If the Headline Sucks, You’re History
By Susan E. Fisher
If you are like most ambitious writers – or you are the person who relies on their work – chances are you sweat, furrow your brow and stay up way-too-late fretting over the perfect copy.
Many a caffeine-driven writer worries; they wonder how to best button-hole important sources, ask probing questions, capture local color and structure an article into pithy, compelling prose.
Yet, there’s something that is far too often overlooked in the quest for Pulitzer Prize perfection: If the headline fails to capture readers’ interest, the story will go unread.
The same is true of digital marketing copy. If your “headline” is not persuasive, your message will fail to help you forge closer relationships and attract the interest of potential clients. A “headline” can be that line of words above an article, or the introductory words that label a Web page.
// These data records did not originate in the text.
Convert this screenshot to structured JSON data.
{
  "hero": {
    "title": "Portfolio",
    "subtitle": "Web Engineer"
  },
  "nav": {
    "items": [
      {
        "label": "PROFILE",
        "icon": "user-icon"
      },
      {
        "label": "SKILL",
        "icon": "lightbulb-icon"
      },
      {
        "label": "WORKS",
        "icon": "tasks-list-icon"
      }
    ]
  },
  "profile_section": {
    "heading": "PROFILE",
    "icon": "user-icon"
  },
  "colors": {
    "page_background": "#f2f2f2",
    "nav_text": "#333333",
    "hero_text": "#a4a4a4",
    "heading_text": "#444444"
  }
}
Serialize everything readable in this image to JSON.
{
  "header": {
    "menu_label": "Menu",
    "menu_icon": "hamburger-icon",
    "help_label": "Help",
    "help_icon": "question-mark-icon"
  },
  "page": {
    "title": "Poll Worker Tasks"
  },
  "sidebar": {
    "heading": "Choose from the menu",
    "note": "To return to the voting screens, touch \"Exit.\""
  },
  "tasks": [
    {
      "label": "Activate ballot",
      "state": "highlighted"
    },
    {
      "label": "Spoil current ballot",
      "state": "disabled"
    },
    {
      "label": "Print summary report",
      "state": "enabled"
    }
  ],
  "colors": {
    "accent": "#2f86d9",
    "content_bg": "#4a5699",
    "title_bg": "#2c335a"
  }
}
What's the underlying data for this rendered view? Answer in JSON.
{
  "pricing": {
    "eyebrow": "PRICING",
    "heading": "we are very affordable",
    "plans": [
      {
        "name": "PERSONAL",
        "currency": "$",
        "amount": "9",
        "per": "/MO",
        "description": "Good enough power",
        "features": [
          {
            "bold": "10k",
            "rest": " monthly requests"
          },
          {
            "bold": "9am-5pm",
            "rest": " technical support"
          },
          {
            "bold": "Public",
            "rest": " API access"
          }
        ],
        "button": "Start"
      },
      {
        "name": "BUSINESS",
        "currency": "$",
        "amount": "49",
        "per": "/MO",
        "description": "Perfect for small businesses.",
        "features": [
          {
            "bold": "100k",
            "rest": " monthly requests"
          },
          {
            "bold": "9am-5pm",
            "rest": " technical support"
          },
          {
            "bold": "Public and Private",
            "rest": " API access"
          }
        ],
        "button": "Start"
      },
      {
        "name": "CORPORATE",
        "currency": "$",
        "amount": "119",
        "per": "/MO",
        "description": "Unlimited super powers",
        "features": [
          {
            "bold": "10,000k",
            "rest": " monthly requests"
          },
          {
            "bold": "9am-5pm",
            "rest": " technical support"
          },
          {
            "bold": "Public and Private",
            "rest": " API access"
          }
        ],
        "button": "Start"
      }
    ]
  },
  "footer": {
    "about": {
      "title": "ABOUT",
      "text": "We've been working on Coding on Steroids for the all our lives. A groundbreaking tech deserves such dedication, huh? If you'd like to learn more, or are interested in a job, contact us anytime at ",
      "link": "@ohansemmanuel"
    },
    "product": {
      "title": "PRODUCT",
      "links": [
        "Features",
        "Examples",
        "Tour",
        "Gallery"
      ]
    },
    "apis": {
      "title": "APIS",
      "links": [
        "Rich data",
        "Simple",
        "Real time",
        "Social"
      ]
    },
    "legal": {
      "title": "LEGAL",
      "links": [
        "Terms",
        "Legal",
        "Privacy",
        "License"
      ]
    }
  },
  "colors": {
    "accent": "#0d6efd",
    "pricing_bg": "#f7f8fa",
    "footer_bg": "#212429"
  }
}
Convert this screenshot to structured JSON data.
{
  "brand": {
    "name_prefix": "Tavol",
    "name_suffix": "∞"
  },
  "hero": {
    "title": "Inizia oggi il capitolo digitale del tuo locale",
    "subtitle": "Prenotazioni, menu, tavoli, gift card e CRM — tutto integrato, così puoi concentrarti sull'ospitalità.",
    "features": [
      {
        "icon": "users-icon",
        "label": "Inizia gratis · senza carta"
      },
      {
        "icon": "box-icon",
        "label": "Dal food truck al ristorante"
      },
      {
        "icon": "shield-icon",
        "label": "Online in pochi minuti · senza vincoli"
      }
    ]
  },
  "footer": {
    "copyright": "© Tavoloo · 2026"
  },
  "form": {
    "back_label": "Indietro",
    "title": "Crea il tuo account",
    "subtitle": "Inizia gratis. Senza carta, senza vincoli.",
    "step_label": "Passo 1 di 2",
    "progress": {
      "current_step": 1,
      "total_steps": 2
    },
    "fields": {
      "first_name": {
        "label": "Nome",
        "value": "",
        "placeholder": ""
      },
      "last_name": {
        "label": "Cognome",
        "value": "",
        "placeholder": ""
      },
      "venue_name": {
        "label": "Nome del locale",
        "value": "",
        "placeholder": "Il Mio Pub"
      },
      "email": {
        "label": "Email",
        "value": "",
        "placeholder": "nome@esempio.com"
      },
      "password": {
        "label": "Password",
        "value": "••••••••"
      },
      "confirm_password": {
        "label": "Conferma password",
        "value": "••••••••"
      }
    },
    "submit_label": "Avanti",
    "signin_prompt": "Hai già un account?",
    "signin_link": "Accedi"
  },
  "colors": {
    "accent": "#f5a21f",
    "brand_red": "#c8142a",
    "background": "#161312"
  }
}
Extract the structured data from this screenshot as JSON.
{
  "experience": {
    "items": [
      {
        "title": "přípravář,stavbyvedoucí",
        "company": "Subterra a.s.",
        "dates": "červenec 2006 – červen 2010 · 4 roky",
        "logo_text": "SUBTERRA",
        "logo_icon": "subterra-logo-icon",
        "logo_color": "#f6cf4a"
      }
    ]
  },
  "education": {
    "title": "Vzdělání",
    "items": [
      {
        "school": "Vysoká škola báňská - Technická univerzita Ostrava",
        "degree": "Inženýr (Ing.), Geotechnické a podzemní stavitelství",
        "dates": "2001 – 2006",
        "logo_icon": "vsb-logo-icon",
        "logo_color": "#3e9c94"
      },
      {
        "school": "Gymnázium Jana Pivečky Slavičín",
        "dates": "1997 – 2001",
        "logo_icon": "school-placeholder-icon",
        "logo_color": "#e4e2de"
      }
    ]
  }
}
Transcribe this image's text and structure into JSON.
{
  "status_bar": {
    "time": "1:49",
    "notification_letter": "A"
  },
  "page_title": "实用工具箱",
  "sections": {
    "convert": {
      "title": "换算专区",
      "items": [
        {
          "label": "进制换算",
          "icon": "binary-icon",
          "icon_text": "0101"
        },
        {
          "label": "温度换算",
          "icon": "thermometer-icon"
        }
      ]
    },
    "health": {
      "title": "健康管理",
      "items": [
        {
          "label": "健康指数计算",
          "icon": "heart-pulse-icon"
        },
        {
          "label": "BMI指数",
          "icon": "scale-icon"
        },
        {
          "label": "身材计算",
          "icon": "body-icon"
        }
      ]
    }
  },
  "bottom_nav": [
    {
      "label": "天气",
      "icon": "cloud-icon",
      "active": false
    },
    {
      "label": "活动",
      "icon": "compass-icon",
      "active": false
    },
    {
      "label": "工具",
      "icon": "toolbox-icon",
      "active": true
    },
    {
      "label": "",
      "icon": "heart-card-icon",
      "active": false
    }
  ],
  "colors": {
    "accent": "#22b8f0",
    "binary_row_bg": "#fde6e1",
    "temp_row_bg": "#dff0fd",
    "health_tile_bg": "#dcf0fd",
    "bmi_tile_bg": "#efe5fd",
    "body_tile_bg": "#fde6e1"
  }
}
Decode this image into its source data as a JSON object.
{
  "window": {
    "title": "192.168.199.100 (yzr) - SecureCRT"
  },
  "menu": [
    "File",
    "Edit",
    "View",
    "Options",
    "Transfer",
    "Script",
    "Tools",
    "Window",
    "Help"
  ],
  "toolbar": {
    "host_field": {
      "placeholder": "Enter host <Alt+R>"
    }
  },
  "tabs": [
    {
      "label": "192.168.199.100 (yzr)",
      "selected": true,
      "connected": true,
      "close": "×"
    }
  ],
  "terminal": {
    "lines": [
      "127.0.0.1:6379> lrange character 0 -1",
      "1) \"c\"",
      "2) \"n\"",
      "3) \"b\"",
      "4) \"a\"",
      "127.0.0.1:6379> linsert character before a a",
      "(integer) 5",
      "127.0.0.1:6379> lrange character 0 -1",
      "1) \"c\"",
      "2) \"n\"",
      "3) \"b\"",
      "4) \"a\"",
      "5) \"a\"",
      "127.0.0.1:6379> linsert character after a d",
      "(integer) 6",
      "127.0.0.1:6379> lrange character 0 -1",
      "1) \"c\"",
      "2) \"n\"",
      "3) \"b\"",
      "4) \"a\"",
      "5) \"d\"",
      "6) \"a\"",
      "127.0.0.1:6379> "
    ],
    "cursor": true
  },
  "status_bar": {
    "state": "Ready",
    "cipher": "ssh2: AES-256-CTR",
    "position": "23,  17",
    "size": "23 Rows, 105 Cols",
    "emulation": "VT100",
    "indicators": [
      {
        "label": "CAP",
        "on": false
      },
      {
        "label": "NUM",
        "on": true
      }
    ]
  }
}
A “headline” can also be the subject line in an email message.
A headline acts as the bridge over the gap between the creation of a good story and the reading of it. It must offer the essence of a story, boiled down to fit into a limited space. The headline’s job has always been critical in print publications. It is arguably more critical in the message-crowded world of electronic customer communications.
So, how do we make each headline into something that demands, screams or sweetly whispers “Read me” ?
Try three strategies:
Take a sweeping view of the copy, picking out key words. Weave the key words together in a meaningful way.
Read the article, close your eyes and write. Craft a single sentence summarizing the article. Use the main points of the sentence as the foundation for the headline.
Identify the so-called "Five Ws and the H" of journalism. Write the headline by including the "who" and the "what" of the story in the first line; the "how" and “why” in the second line. Decide to include the “when” and “where” if it is critical to the story’s meaning. Increasingly, the "why" has become an important element to emphasize. As we become inundated with information, a headline that clearly indicates how the viewer may benefit by reading an article is often the most successful.
Here are a few more words to the wise:
Keep it short and sweet, baby.
Omit unnecessary words.
Avoid repeating words. Avoid repeating words. (Unless, that is, you are doing it for special effect.)
Use a style that’s appropriate for the story (Be funny for a funny story. Be serious for a serious story)
Make it simple.
Make the words sing.
Include a subject and a verb.
Pick action verbs.
Make it clever.
Appeal to the emotions.
Perfecting the art of headline writing isn’t for everyone. If you aren't a masterful copywriter, tap a professional for the job. Your company’s words only take on value when you get your message in front of readers.
For fun, visit The Poynter Institute's amusing “Headline of the Day” http://www.poynter.org/headline_of_the_day/.
Click here to view this column at the BeTuitive site.